  • The final addition of fine garam masala powder is optional. Do not add too much of the powder -- this is too delicate a dish to survive such punishment. Most urban housewives will add the powder from a store-bought packet of branded masala. Much better results are obtained if you grind the three main ingredients (clove, cardamom, cinnamon) in a wet grinder or using a pestle and mortar with some water and make a fine, wet paste. But then this is true of all garam masala powder.
  • When I say the extract of one coconut, ensure that it is one coconut. One popular brand of coconut milk sells tetrapaks containing the extract of two coconuts.

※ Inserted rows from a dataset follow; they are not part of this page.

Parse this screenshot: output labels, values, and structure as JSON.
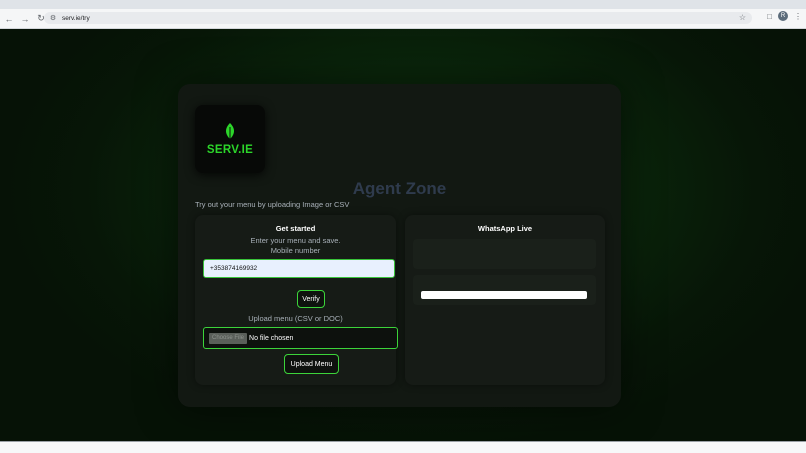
{
  "browser": {
    "url": "serv.ie/try",
    "profile_initial": "R"
  },
  "card": {
    "logo_text": "SERV.IE",
    "title": "Agent Zone",
    "subtitle": "Try out your menu by uploading Image or CSV"
  },
  "get_started": {
    "title": "Get started",
    "hint": "Enter your menu and save.",
    "mobile_label": "Mobile number",
    "phone_value": "+353874169932",
    "verify_label": "Verify",
    "upload_label": "Upload menu (CSV or DOC)",
    "choose_file_label": "Choose File",
    "no_file_label": "No file chosen",
    "upload_button_label": "Upload Menu"
  },
  "whatsapp": {
    "title": "WhatsApp Live"
  },
  "colors": {
    "accent": "#3cd43a",
    "logo_green": "#2cd62a",
    "title_color": "#2f3b4d"
  }
}
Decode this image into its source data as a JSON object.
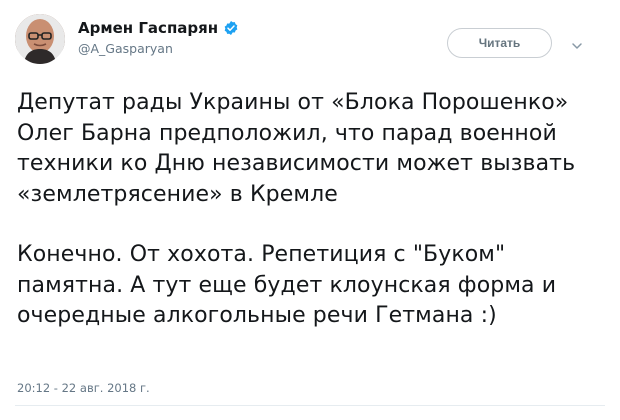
{
  "author": {
    "name": "Армен Гаспарян",
    "handle": "@A_Gasparyan",
    "verified_icon": "verified-badge-icon",
    "verified_color": "#1da1f2"
  },
  "actions": {
    "follow_label": "Читать",
    "menu_icon": "chevron-down-icon"
  },
  "tweet": {
    "paragraphs": [
      "Депутат рады Украины от «Блока Порошенко» Олег Барна предположил, что парад военной техники ко Дню независимости может вызвать «землетрясение» в Кремле",
      "Конечно. От хохота. Репетиция с \"Буком\" памятна. А тут еще будет клоунская форма и очередные алкогольные речи Гетмана :)"
    ],
    "timestamp": "20:12 - 22 авг. 2018 г."
  }
}
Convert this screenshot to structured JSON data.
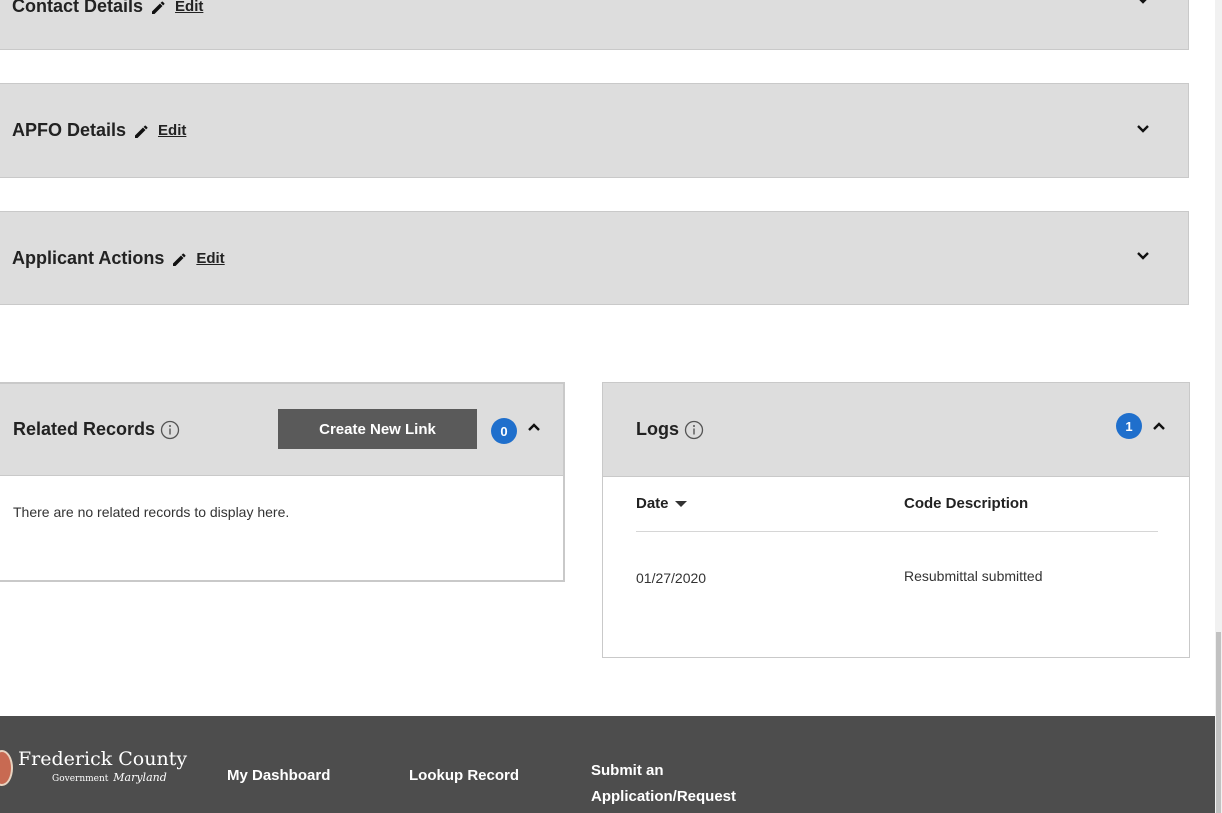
{
  "sections": {
    "contact": {
      "title": "Contact Details",
      "edit": "Edit"
    },
    "apfo": {
      "title": "APFO Details",
      "edit": "Edit"
    },
    "applicant": {
      "title": "Applicant Actions",
      "edit": "Edit"
    }
  },
  "related_records": {
    "title": "Related Records",
    "create_button": "Create New Link",
    "count": "0",
    "empty_message": "There are no related records to display here."
  },
  "logs": {
    "title": "Logs",
    "count": "1",
    "columns": {
      "date": "Date",
      "code_description": "Code Description"
    },
    "rows": [
      {
        "date": "01/27/2020",
        "description": "Resubmittal submitted"
      }
    ]
  },
  "footer": {
    "logo": {
      "name": "Frederick County",
      "sub": "Government",
      "script": "Maryland"
    },
    "links": {
      "dashboard": "My Dashboard",
      "lookup": "Lookup Record",
      "submit_line1": "Submit an",
      "submit_line2": "Application/Request"
    }
  },
  "colors": {
    "accent": "#1f6fcc",
    "header_bg": "#dddddd",
    "footer_bg": "#4d4d4d",
    "button_bg": "#5a5a5a"
  }
}
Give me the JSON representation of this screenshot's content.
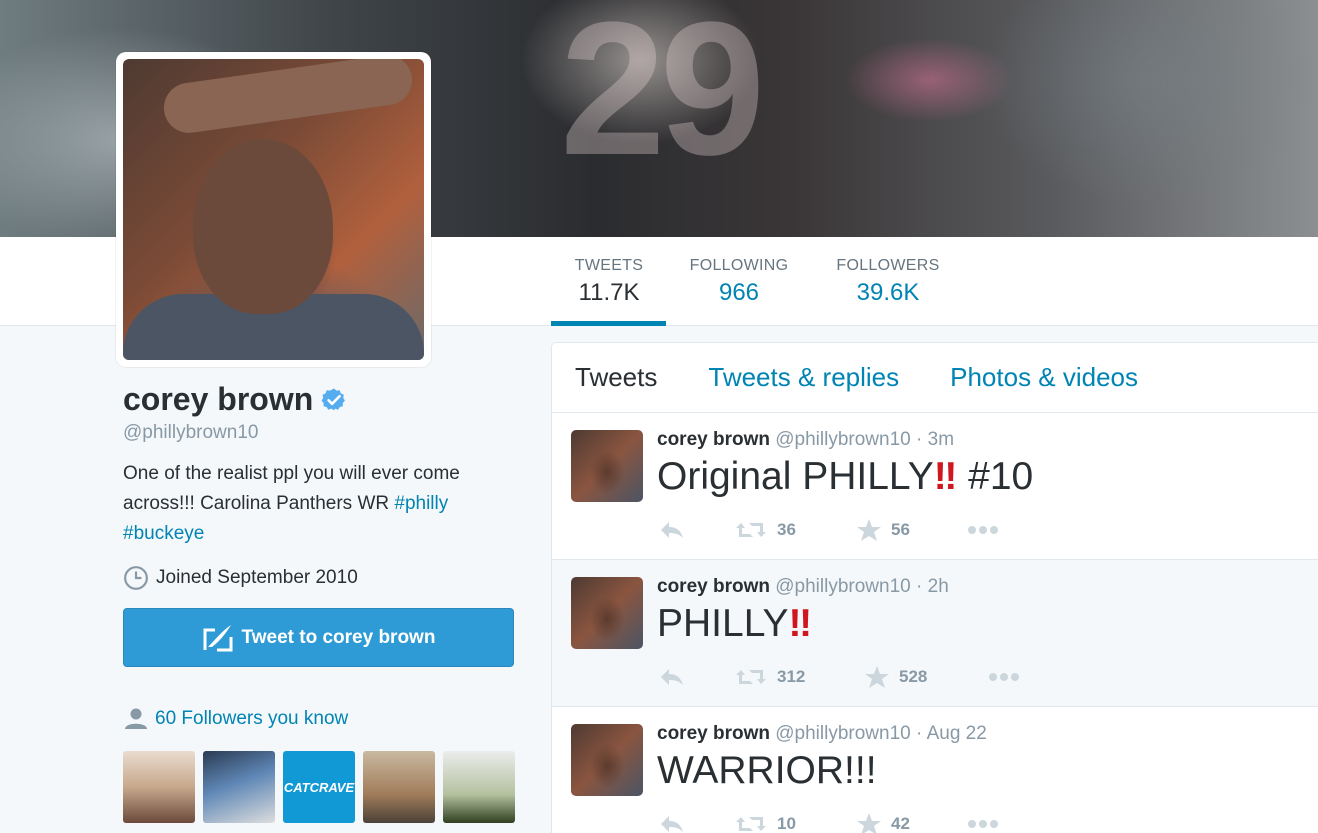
{
  "banner": {
    "number": "29"
  },
  "stats": [
    {
      "label": "TWEETS",
      "value": "11.7K"
    },
    {
      "label": "FOLLOWING",
      "value": "966"
    },
    {
      "label": "FOLLOWERS",
      "value": "39.6K"
    }
  ],
  "profile": {
    "name": "corey brown",
    "handle": "@phillybrown10",
    "bio_text": "One of the realist ppl you will ever come across!!! Carolina Panthers WR ",
    "bio_tag1": "#philly",
    "bio_tag2": "#buckeye",
    "joined": "Joined September 2010",
    "tweet_to_label": "Tweet to corey brown",
    "followers_you_know": "60 Followers you know",
    "thumb3_label": "CATCRAVE"
  },
  "tabs": [
    "Tweets",
    "Tweets & replies",
    "Photos & videos"
  ],
  "tweets": [
    {
      "name": "corey brown",
      "handle": "@phillybrown10",
      "time": "· 3m",
      "text_before": "Original PHILLY",
      "text_bang": "‼",
      "text_after": " #10",
      "retweets": "36",
      "favorites": "56"
    },
    {
      "name": "corey brown",
      "handle": "@phillybrown10",
      "time": "· 2h",
      "text_before": "PHILLY",
      "text_bang": "‼",
      "text_after": "",
      "retweets": "312",
      "favorites": "528"
    },
    {
      "name": "corey brown",
      "handle": "@phillybrown10",
      "time": "· Aug 22",
      "text_before": "WARRIOR!!!",
      "text_bang": "",
      "text_after": "",
      "retweets": "10",
      "favorites": "42"
    }
  ],
  "colors": {
    "link": "#0084b4",
    "button": "#2f9bd6",
    "verified": "#55acee",
    "exclaim": "#d0171f"
  }
}
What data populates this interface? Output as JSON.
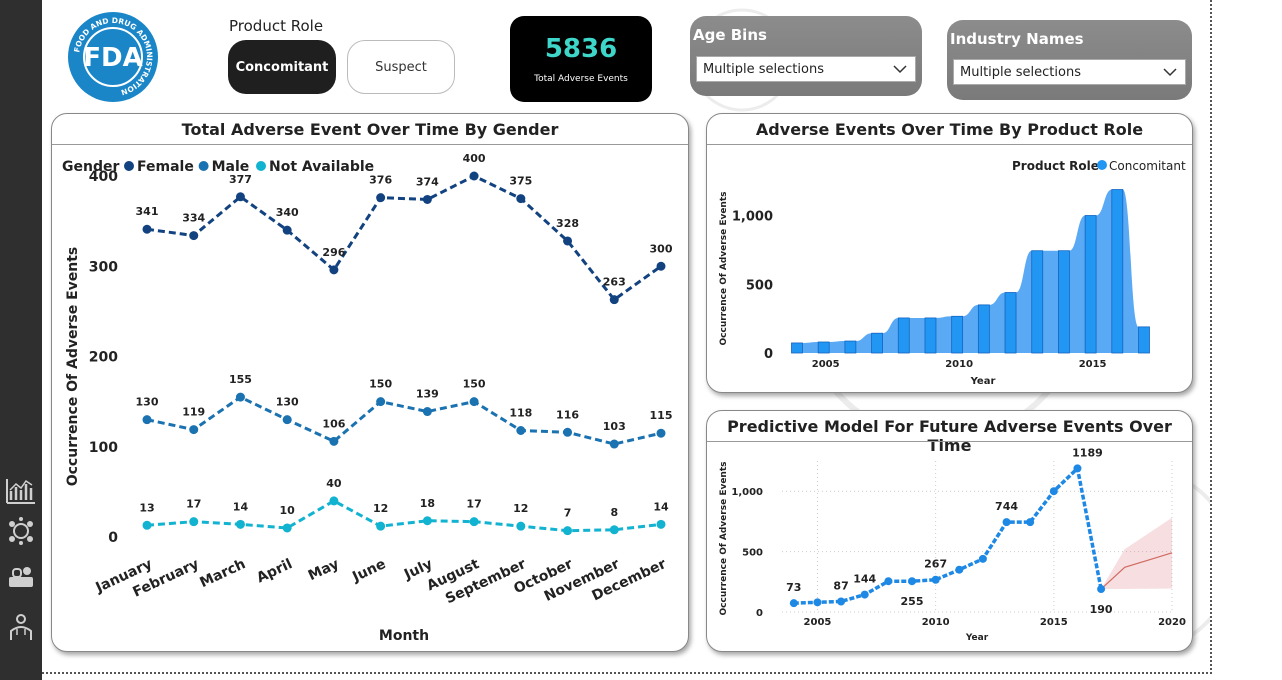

Read the fine print.
  • I've mentioned "preferably fresh-water" prawns basically to focus on fresh prawns of a variety which do not have a strong odour when raw. Some sea-water prawns have a strong fishy smell; they are unsuitable for malaikari.
  • Impatient cooks will spoil a pan full of malaikari by frying the onion paste mixture too little. The aroma of raw, unfried onions can spoil almost any dish, even ones much less delicate than malaikari. The onion-frying stage can take five minutes on lowish medium heat. Keep stirring.
  • For those unfamiliar with Kashmiri red chilly powder, it looks superficially like ordinary red chilly powder but adds very little chilly-hot taste to the food. It adds a nice red colour to the gravy and contributes its aroma.
  • Those who like their malaikari chilly-hot can add 2-3 green chillies, slit lengthwise, to the pan about 2-3 minutes before the very end. Do not add chillies when the onion paste is frying; it will make the taste altogether too hot to be called malaikari.
Zircon - This is a contributing Drupal Theme
Design by WeebPal.